Exercise data below:
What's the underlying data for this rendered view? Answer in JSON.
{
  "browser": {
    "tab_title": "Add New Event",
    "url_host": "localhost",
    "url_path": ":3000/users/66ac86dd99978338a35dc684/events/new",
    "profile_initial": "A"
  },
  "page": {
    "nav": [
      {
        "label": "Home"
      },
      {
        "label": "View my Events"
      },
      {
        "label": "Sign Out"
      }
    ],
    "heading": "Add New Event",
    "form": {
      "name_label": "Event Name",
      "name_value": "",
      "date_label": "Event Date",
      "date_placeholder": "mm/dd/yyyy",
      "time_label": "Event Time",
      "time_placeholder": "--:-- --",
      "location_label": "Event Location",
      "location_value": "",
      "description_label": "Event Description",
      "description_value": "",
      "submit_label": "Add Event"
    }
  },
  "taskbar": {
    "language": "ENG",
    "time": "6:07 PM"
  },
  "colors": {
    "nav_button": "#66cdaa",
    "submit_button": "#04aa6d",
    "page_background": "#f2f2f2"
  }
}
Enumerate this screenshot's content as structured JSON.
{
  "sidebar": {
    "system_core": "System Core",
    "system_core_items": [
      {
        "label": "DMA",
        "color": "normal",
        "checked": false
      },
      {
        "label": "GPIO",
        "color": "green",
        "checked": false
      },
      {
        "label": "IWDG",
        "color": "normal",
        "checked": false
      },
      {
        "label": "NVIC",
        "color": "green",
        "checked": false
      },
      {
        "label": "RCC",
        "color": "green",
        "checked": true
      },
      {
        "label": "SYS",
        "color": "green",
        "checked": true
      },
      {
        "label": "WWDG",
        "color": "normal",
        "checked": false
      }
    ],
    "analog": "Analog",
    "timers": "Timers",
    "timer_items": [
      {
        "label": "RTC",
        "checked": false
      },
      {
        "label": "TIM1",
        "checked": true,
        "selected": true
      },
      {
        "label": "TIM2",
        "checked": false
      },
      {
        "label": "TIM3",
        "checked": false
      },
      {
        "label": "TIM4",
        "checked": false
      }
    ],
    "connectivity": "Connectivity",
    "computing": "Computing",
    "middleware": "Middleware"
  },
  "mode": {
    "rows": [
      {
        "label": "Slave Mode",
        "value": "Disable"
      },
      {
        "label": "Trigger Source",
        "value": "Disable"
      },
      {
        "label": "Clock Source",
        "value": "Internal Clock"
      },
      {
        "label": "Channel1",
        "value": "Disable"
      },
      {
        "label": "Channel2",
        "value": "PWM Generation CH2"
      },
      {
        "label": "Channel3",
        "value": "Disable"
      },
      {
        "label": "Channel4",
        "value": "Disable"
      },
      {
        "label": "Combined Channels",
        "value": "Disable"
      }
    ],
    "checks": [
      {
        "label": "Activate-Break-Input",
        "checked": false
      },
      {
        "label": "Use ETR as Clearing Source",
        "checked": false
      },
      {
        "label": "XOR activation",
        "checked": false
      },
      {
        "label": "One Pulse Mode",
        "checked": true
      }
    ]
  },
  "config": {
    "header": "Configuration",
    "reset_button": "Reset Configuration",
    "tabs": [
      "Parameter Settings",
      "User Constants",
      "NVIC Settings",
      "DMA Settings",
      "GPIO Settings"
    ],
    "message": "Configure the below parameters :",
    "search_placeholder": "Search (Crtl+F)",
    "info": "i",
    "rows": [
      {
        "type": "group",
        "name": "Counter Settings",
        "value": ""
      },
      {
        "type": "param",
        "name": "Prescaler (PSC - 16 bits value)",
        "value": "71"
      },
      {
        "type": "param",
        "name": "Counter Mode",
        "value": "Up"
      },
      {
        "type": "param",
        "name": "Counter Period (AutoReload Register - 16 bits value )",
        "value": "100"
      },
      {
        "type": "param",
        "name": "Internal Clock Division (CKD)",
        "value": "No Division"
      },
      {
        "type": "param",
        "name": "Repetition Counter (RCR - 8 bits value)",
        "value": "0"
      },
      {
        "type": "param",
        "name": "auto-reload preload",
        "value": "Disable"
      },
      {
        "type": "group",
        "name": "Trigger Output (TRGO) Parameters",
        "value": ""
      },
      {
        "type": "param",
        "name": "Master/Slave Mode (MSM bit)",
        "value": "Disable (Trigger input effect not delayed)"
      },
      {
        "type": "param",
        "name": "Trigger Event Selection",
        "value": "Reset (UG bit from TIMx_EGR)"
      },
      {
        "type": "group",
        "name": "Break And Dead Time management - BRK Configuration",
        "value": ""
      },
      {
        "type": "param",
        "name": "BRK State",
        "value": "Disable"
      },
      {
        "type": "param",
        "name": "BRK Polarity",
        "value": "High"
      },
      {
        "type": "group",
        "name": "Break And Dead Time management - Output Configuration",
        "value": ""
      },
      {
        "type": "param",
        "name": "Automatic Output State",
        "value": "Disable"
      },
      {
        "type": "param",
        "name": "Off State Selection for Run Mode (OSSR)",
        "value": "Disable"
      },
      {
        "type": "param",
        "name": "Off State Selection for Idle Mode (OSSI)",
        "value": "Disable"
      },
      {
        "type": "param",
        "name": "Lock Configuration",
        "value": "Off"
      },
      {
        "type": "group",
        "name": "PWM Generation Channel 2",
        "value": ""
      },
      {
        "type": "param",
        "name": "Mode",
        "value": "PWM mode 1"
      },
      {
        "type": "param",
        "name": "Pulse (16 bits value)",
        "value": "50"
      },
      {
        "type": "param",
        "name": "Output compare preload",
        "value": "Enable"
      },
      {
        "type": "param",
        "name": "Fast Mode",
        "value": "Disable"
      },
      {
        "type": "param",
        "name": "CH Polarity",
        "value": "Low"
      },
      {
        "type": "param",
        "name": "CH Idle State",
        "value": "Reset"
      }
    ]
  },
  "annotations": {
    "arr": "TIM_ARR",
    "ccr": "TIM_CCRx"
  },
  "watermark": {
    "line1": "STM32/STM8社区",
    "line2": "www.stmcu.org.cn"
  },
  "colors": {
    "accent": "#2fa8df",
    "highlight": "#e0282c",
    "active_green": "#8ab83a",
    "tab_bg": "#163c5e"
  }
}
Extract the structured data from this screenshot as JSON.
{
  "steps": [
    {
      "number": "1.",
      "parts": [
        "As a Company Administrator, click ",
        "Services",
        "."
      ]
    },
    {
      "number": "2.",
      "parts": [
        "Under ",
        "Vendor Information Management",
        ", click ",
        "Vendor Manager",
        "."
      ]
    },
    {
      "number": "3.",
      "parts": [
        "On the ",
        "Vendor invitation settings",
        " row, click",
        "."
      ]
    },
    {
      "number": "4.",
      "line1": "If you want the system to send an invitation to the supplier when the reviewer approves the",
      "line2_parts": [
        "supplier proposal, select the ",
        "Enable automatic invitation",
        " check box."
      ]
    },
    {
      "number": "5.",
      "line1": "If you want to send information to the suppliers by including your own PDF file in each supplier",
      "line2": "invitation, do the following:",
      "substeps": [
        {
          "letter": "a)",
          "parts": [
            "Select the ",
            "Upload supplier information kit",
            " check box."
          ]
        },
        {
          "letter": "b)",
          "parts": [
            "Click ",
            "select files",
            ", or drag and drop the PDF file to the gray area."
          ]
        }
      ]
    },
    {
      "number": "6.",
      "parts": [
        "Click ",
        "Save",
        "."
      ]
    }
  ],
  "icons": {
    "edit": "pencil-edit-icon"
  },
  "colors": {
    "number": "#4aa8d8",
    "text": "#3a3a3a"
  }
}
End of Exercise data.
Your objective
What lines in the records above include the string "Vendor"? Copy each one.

Reply
        "Vendor Information Management",
        "Vendor Manager",
        "Vendor invitation settings",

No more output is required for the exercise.